» **TASK DESCRIPTION**
An exact reproduction of all the entries below is required.

[Extracted records]
++++++++

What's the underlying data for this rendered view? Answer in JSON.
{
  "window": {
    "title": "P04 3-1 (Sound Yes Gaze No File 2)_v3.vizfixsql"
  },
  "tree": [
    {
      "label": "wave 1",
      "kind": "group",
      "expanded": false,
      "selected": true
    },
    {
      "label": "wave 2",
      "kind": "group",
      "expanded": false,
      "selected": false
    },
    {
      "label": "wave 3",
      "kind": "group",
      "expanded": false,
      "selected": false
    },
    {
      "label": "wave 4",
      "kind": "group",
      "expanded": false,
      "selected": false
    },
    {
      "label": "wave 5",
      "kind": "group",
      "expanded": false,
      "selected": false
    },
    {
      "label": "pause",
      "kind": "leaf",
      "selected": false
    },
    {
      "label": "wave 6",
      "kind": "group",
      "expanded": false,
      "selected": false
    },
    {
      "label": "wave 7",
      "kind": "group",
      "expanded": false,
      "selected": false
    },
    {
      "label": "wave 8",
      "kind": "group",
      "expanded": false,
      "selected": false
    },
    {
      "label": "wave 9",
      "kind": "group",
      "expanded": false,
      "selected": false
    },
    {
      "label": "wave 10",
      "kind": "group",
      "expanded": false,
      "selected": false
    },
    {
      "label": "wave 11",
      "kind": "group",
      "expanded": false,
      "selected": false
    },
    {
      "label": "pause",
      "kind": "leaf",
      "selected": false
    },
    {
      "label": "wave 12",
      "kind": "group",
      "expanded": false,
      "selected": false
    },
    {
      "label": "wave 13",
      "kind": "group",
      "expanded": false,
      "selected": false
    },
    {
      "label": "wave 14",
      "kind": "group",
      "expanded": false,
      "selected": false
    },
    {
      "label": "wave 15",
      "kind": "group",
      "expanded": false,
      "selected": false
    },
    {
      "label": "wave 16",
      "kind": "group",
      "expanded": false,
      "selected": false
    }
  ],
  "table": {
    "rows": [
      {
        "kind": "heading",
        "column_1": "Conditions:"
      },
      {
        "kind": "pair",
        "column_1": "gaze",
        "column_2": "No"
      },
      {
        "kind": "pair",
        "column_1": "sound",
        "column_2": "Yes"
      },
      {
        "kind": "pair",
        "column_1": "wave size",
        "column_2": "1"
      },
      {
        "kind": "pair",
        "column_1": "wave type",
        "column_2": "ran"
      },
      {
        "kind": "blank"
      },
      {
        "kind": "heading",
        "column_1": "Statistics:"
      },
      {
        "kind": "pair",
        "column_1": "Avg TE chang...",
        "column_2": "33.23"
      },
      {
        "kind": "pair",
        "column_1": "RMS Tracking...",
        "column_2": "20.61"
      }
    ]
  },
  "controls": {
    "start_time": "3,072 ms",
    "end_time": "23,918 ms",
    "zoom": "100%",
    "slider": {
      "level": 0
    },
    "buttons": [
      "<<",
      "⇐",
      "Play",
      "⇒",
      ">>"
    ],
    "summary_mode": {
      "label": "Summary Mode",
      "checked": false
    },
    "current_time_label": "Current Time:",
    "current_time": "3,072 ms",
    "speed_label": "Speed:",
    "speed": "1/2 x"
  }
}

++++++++

» **REPLY TO THE EXERCISE**
What's the underlying data for this rendered view? Answer in JSON.
{
  "window": {
    "title": "P04 3-1 (Sound Yes Gaze No File 2)_v3.vizfixsql"
  },
  "tree": [
    {
      "label": "wave 1",
      "kind": "group",
      "expanded": false,
      "selected": true
    },
    {
      "label": "wave 2",
      "kind": "group",
      "expanded": false,
      "selected": false
    },
    {
      "label": "wave 3",
      "kind": "group",
      "expanded": false,
      "selected": false
    },
    {
      "label": "wave 4",
      "kind": "group",
      "expanded": false,
      "selected": false
    },
    {
      "label": "wave 5",
      "kind": "group",
      "expanded": false,
      "selected": false
    },
    {
      "label": "pause",
      "kind": "leaf",
      "selected": false
    },
    {
      "label": "wave 6",
      "kind": "group",
      "expanded": false,
      "selected": false
    },
    {
      "label": "wave 7",
      "kind": "group",
      "expanded": false,
      "selected": false
    },
    {
      "label": "wave 8",
      "kind": "group",
      "expanded": false,
      "selected": false
    },
    {
      "label": "wave 9",
      "kind": "group",
      "expanded": false,
      "selected": false
    },
    {
      "label": "wave 10",
      "kind": "group",
      "expanded": false,
      "selected": false
    },
    {
      "label": "wave 11",
      "kind": "group",
      "expanded": false,
      "selected": false
    },
    {
      "label": "pause",
      "kind": "leaf",
      "selected": false
    },
    {
      "label": "wave 12",
      "kind": "group",
      "expanded": false,
      "selected": false
    },
    {
      "label": "wave 13",
      "kind": "group",
      "expanded": false,
      "selected": false
    },
    {
      "label": "wave 14",
      "kind": "group",
      "expanded": false,
      "selected": false
    },
    {
      "label": "wave 15",
      "kind": "group",
      "expanded": false,
      "selected": false
    },
    {
      "label": "wave 16",
      "kind": "group",
      "expanded": false,
      "selected": false
    }
  ],
  "table": {
    "rows": [
      {
        "kind": "heading",
        "column_1": "Conditions:"
      },
      {
        "kind": "pair",
        "column_1": "gaze",
        "column_2": "No"
      },
      {
        "kind": "pair",
        "column_1": "sound",
        "column_2": "Yes"
      },
      {
        "kind": "pair",
        "column_1": "wave size",
        "column_2": "1"
      },
      {
        "kind": "pair",
        "column_1": "wave type",
        "column_2": "ran"
      },
      {
        "kind": "blank"
      },
      {
        "kind": "heading",
        "column_1": "Statistics:"
      },
      {
        "kind": "pair",
        "column_1": "Avg TE chang...",
        "column_2": "33.23"
      },
      {
        "kind": "pair",
        "column_1": "RMS Tracking...",
        "column_2": "20.61"
      }
    ]
  },
  "controls": {
    "start_time": "3,072 ms",
    "end_time": "23,918 ms",
    "zoom": "100%",
    "slider": {
      "level": 0
    },
    "buttons": [
      "<<",
      "⇐",
      "Play",
      "⇒",
      ">>"
    ],
    "summary_mode": {
      "label": "Summary Mode",
      "checked": false
    },
    "current_time_label": "Current Time:",
    "current_time": "3,072 ms",
    "speed_label": "Speed:",
    "speed": "1/2 x"
  }
}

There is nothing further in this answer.